Catch Me If You Can
However, there’s one Biden plan that’s going along nicely.
That would be the BHBBB plan, which stands for Building Hunter Biden Back Bigger. Bigger as in bigger bank account.
As Breitbart News reported recently, “Hunter Biden, the president’s son, reportedly sold at least five pieces of art for $75,000 each at his Los Angeles exhibit on October 1.” To put that another way, that’s $375,000—at least. How much of that goes to Hunter? How much for middlemen? And how much for anyone else?
These are all important questions, but unfortunately we don’t have any answers because Hunter’s not telling. As he said recently of the critical and the curious, “F*ck ‘em.”

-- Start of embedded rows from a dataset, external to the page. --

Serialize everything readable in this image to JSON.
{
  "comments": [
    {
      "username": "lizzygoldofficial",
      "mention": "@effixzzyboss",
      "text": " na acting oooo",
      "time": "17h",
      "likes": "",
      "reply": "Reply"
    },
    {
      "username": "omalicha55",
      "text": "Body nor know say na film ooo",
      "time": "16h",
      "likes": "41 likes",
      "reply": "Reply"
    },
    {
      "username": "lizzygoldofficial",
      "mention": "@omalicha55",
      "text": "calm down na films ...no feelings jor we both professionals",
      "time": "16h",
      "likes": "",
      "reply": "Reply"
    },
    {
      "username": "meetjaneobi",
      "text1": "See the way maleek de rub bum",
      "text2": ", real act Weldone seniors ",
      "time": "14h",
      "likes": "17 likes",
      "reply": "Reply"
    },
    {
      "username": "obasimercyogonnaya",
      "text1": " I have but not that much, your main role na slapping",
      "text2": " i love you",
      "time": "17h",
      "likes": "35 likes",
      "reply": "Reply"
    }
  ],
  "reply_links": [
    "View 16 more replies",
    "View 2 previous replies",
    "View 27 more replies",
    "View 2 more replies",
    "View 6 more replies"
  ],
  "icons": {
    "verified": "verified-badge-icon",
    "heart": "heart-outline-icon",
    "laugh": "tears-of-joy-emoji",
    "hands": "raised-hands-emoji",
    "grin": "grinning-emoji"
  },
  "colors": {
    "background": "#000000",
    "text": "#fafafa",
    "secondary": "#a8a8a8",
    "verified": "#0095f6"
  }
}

In response, ethics experts have stated the obvious, namely that there should be full transparency about Hunter’s financial affairs. And yet the White House is having none of that full disclosure stuff.
Just on October 12, when asked by Breitbart News’ Charlie Spiering about Hunter’s art sales, White House press secretary Jen Psaki answered, “We still do not know and will not know who purchases any paintings and the president remains proud of his son.”
The White House
Got that? With apologies to Sergeant Schultz of Hogan’s Heroes, “We see nothing! We know nothing!” (This at the same time when the Biden administration wants the IRS to track every American’s transactions over $600.)
In the meantime, we are supposed to trust Hunter, his art dealer, and his art purchasers—whoever they might be.
So we have no idea if Hunter is making thousands or hundreds of thousands or maybe even millions from his art gig. It’s all a giant question mark. And yet at the same time, lots of money from who knows where is hiding in plain sight.
But there’s one thing we can be sure of: Hunter has needed money. Yes, he’s made millions in a three-decade career basking in the golden aura of his famous father, and yet he’s also spent money like a drunken sailor—or most specifically, like a crack addict.
For more insight into Hunter’s high life and high times, we might consider the candid assessment rendered by one of his business contacts. Back in January 2015, when Joe Biden was vice president, one wheeler-dealer wrote an e-mail to another wheeler-dealer laying out the upsides and downsides of hiring Hunter to work on a Libya deal.
The upside was that Hunter “has access to highest level in PRC.” That is, the People’s Republic of China. Yet there were were downsides too: “His negatives are that he is alcoholic, drug addict – kicked [out] of U.S. Army for cocaine, chasing low class hookers, constantly needs money-liquidity problems and many more headaches.” (Correction: Hunter was kicked out of the U.S. Navy.)
Hunter did not get that gig.